The President’s insistence that bills must be passed before the August recess has only one explanation: He wants to avoid debate like the plague. Think it through. If our health care system is as bad as he says, it has been so for a long time and we can probably stand it for an additional three months, or six months , or a year. Decisiveness is not everything. (See below.)
After all, the President wants to dispose for the long run of 1/6th of our economy. Given the considerable slowdown in economic growth his other policies guarantee, given the aging of the population, it will soon be 1/5, or 20 % of the economy. There is nothing else like it. For comparison, national defense never took more than 5% since the Korean War.
Aside from anything I may believe about the influence of government on effectiveness in health delivery, I am interested in the political consequences of the President’s plans, of all his plans. With health, he will make sure the government controls the economy to an unprecedented level. He is turning the US into a corporatist state. That’s another word for “fascist,” without the violent overtones. Continue reading

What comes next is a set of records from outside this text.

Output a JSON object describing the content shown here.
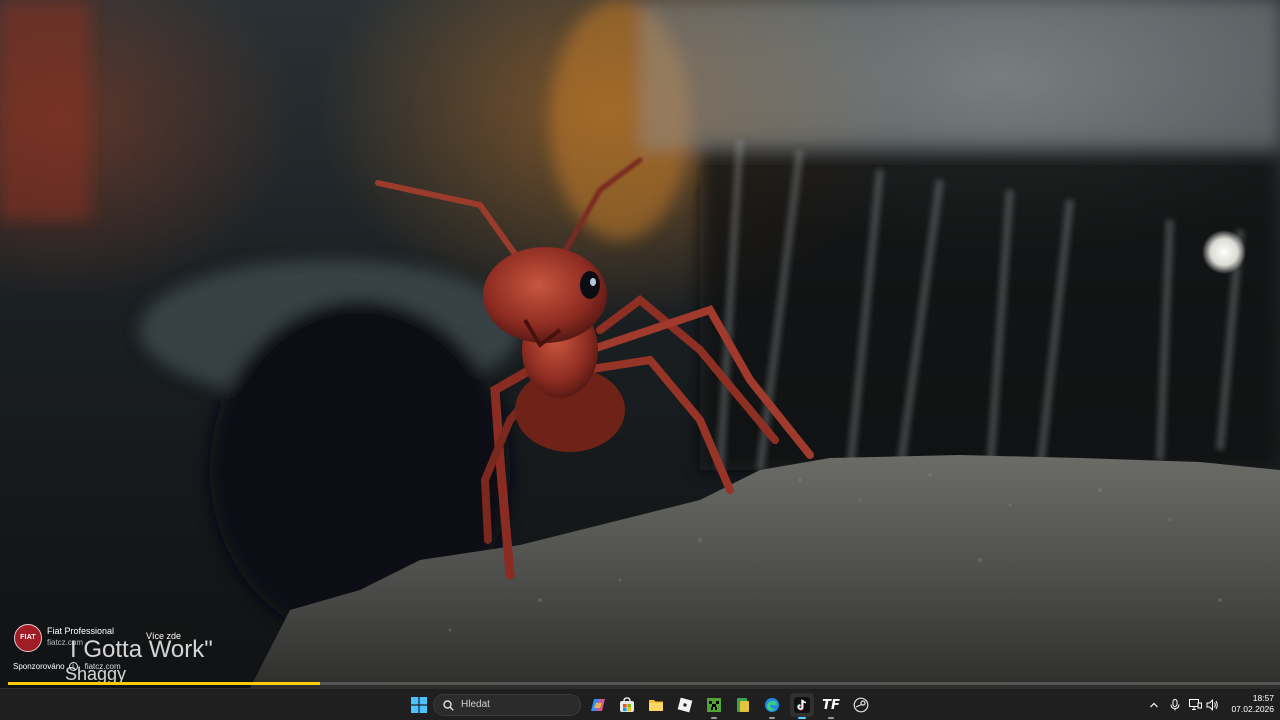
{
  "ad": {
    "logo_text": "FIAT",
    "title": "Fiat Professional",
    "domain": "fiatcz.com",
    "cta_label": "Více zde",
    "sponsored_label": "Sponzorováno",
    "sponsored_domain": "fiatcz.com"
  },
  "song": {
    "title": "I Gotta Work\"",
    "artist": "Shaggy"
  },
  "playback": {
    "progress": 0.245,
    "progress_color": "#ffcc00"
  },
  "taskbar": {
    "search_placeholder": "Hledat",
    "pinned": [
      {
        "name": "start-button",
        "icon": "windows-logo-icon"
      },
      {
        "name": "copilot-button",
        "icon": "copilot-icon"
      },
      {
        "name": "store-button",
        "icon": "microsoft-store-icon"
      },
      {
        "name": "file-explorer-button",
        "icon": "folder-icon"
      },
      {
        "name": "roblox-button",
        "icon": "roblox-icon"
      },
      {
        "name": "minecraft-button",
        "icon": "minecraft-icon"
      },
      {
        "name": "launcher-button",
        "icon": "launcher-icon"
      },
      {
        "name": "edge-button",
        "icon": "edge-icon"
      },
      {
        "name": "tiktok-button",
        "icon": "tiktok-icon"
      },
      {
        "name": "tf-app-button",
        "icon": "tf-icon"
      },
      {
        "name": "steam-button",
        "icon": "steam-icon"
      }
    ],
    "tf_icon_text": "TF",
    "time": "18:57",
    "date": "07.02.2026"
  },
  "colors": {
    "taskbar_bg": "#1f1f1f",
    "accent": "#60cdff",
    "fiat_red": "#a01d26"
  }
}
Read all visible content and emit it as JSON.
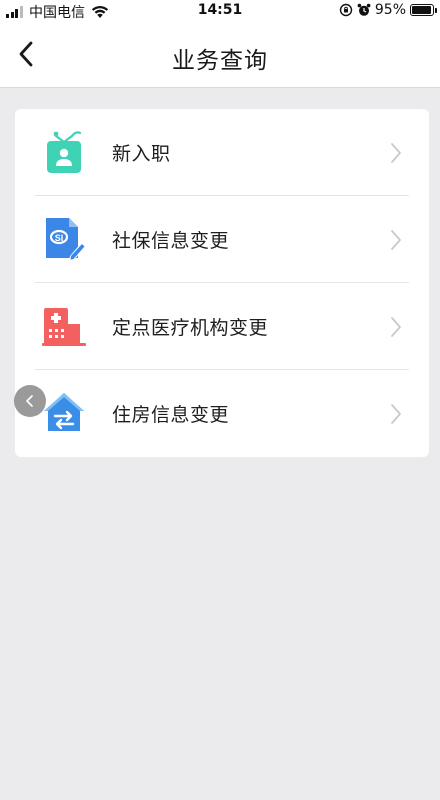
{
  "status_bar": {
    "carrier": "中国电信",
    "time": "14:51",
    "battery_percent": "95%",
    "battery_level": 0.95
  },
  "nav": {
    "title": "业务查询"
  },
  "menu": {
    "items": [
      {
        "label": "新入职",
        "icon": "badge-icon"
      },
      {
        "label": "社保信息变更",
        "icon": "document-edit-icon"
      },
      {
        "label": "定点医疗机构变更",
        "icon": "hospital-icon"
      },
      {
        "label": "住房信息变更",
        "icon": "house-exchange-icon"
      }
    ]
  },
  "colors": {
    "background": "#ebebed",
    "badge_icon": "#3fd2b5",
    "document_icon": "#3b86e6",
    "hospital_icon": "#f26160",
    "house_icon": "#3a8ee8"
  }
}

I have been following the symposium on “free markets and fairness” over at Bleeding Heart Libertarians with some interest. One of the things that has always bothered me about the Left’s despicable tactics concerning liberty is its demagoguery concerning markets. As a former Marxist who has hung out with the right people in the right places, I can assure you that the Left is not so much concerned with the plight of the poor as it is with the plight of the rich.
Once I began to grasp the basic insights of economists (thanks to Ron Paul’s 2008 Presidential campaign) it became increasingly apparent that less regulations and less restrictions are needed in this world in order to help the poor. What I have not understood about my friends on the Left is why they obstinately refuse to acknowledge the facts concerning how markets and the State work. As Deirdre McCloskey has recently pointed out, the narrative of high liberalism is factually mistaken, but this in itself is not enough to convince the True Believers that control over others needs to be abolished.
Two things stand out to me whenever I argue with Leftists: 1) the thin veneer of helping the poor is often used to cover up the base desire for control over others; the high liberal is an authoritarian through-and-through and 2) the Leftist is often unaware of this authoritarianism until you either scratch or cleave him.
Consider the following example. Continue reading